◆ **TASK**
Each line in the entries below that holds the word "Depot" belongs in the answer.

*** Opening DATA SHOWN ***

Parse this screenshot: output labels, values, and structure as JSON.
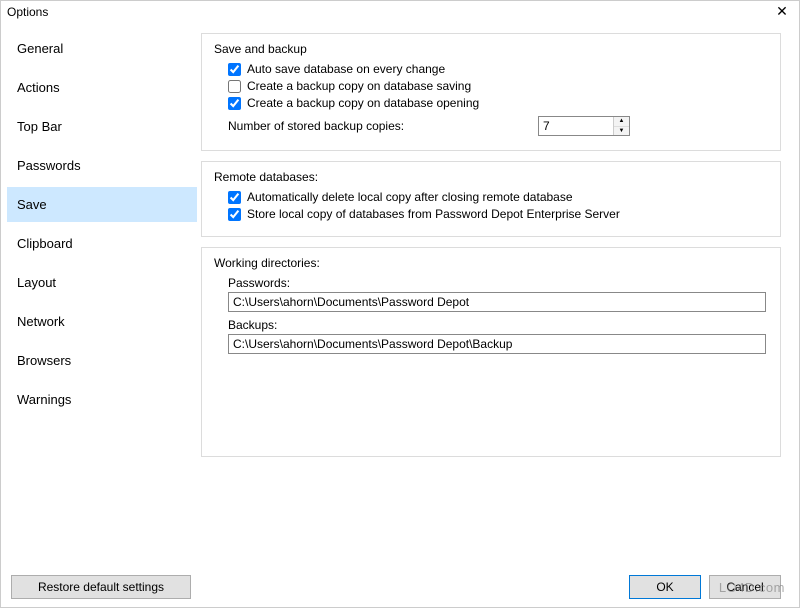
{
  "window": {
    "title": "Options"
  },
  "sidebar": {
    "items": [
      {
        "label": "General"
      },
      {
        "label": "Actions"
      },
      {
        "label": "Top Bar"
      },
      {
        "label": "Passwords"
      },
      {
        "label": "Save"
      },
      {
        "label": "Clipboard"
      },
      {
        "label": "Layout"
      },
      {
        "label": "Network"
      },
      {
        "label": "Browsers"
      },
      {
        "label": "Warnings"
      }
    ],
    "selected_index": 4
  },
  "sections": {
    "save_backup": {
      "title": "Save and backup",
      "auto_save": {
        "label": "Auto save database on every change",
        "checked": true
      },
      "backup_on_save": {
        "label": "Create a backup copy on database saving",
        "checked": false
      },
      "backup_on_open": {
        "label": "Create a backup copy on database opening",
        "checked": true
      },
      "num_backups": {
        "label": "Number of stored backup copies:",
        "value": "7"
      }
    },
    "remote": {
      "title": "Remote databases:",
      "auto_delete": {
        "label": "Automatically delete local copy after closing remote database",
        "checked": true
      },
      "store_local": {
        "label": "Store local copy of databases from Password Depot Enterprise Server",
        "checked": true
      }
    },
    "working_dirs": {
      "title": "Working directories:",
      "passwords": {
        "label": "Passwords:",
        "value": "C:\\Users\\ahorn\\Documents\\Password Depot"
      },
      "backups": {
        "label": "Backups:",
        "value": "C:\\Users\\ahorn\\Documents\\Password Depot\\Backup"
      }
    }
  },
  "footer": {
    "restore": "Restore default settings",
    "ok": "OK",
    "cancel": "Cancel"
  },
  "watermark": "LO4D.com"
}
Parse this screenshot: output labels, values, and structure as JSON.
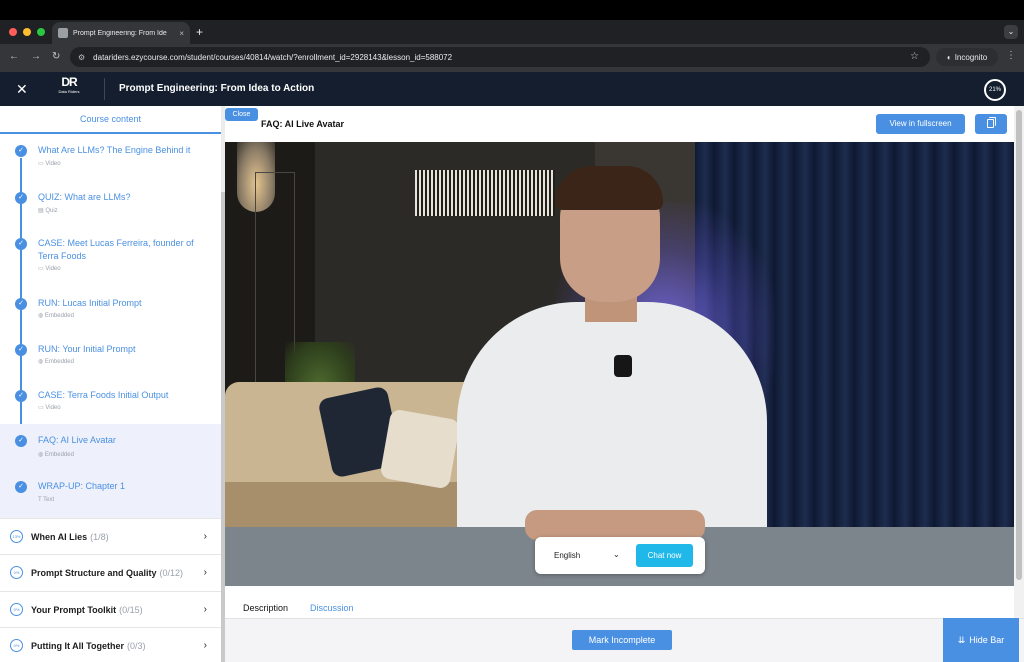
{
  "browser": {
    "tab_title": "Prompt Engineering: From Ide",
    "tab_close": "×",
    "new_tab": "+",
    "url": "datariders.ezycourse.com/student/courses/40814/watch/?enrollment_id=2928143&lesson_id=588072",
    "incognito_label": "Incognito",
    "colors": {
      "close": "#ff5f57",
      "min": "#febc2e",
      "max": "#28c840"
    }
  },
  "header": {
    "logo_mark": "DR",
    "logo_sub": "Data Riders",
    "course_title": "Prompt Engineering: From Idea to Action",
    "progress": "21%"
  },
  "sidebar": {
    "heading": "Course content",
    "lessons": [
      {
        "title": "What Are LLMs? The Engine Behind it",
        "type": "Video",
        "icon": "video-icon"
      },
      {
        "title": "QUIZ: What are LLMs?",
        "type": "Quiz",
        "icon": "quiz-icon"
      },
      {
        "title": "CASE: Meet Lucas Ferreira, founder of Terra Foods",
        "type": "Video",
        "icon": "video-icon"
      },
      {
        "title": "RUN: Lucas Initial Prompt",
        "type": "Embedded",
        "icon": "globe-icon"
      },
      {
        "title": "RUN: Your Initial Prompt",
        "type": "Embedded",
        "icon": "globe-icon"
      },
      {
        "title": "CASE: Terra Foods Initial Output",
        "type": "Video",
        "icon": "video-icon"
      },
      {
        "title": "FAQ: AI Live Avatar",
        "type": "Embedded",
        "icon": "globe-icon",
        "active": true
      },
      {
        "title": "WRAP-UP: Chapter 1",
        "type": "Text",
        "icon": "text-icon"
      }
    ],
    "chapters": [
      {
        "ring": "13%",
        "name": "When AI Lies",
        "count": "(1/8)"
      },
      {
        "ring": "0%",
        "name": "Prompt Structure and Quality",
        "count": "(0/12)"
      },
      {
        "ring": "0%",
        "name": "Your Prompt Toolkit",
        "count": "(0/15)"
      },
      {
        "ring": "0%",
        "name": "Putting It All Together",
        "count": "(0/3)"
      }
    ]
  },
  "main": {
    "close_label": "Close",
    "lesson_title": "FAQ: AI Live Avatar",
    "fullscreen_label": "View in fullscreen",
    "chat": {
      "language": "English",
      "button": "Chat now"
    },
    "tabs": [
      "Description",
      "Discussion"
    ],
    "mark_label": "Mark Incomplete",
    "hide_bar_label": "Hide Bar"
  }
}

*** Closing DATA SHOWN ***

◆ **TASK RESULT**
        "label": "Store local copy of databases from Password Depot Enterprise Server",
        "value": "C:\\Users\\ahorn\\Documents\\Password Depot"
        "value": "C:\\Users\\ahorn\\Documents\\Password Depot\\Backup"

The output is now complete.